In many cases with GCC, optimizations that are implied by something like -O2 or -O3 can be
specifically disabled, or additional optimizations can be specifically enabled.
If either case is true of the pointer arithmetic optimization in the newer GCCs, then this
would seem to be a better case to put. The "insecurity" is optional and only there because the
user has stipulated (implicitly or explicitly) that it should be.
Alternatvely, it might be argued that this shouldn't be in GCC proper (it's not a compiler
function, it's a validation function) but in a distinct module which scanned for likely range
violations and other cadidates for problems - something akin to splint or the stanford checker
but restricted to cases that can be reliably detected. You could then run it independently or
as part of the toolchain.
A third option would be to modify a source-to-source compiler like OpenIMPACT to alter tests
that would be optimized this way into a more correct form that doesn't need optimizing by GCC.
A fourth option is to have bounds-checking at runtime be implicit and require that it be
explicitly excluded at compile-time. Alternatively, since runtime bounds-checking is already
available, state that its exclusion is a voluntary statement on the part of a developer that
the validation of pointers is not wanted.
In other words, this seems a non-argument on any meaningful timescale. There are way too many
ways for the GCC developers, other members of the open source community or the developers of

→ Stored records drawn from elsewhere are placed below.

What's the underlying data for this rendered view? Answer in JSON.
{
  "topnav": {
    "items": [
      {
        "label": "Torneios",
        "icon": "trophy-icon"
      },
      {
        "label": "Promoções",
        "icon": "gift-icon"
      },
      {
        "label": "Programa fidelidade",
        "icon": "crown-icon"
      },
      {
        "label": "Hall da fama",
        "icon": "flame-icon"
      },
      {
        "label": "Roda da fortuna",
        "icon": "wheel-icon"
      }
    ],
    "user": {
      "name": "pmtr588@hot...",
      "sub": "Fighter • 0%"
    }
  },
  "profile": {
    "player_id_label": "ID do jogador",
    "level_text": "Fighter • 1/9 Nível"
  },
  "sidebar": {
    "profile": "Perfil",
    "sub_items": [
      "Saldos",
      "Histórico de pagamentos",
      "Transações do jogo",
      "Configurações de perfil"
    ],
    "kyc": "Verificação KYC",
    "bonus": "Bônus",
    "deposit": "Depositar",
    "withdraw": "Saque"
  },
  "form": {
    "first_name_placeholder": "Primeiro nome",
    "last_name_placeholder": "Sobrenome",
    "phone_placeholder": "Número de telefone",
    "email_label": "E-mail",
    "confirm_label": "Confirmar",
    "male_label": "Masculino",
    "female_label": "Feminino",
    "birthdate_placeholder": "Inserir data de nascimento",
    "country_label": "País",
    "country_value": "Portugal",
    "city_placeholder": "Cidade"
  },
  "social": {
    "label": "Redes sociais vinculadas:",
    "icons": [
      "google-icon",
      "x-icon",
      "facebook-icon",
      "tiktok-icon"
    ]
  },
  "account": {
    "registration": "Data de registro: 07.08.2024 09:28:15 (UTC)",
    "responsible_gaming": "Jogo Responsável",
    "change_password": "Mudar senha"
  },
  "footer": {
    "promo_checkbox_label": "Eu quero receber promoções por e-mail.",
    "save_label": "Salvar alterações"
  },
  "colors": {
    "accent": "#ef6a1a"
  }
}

potentially suspect code to eliminate the problem one way or another. If there is a potential
problem, it is a potential problem by mutual agreement.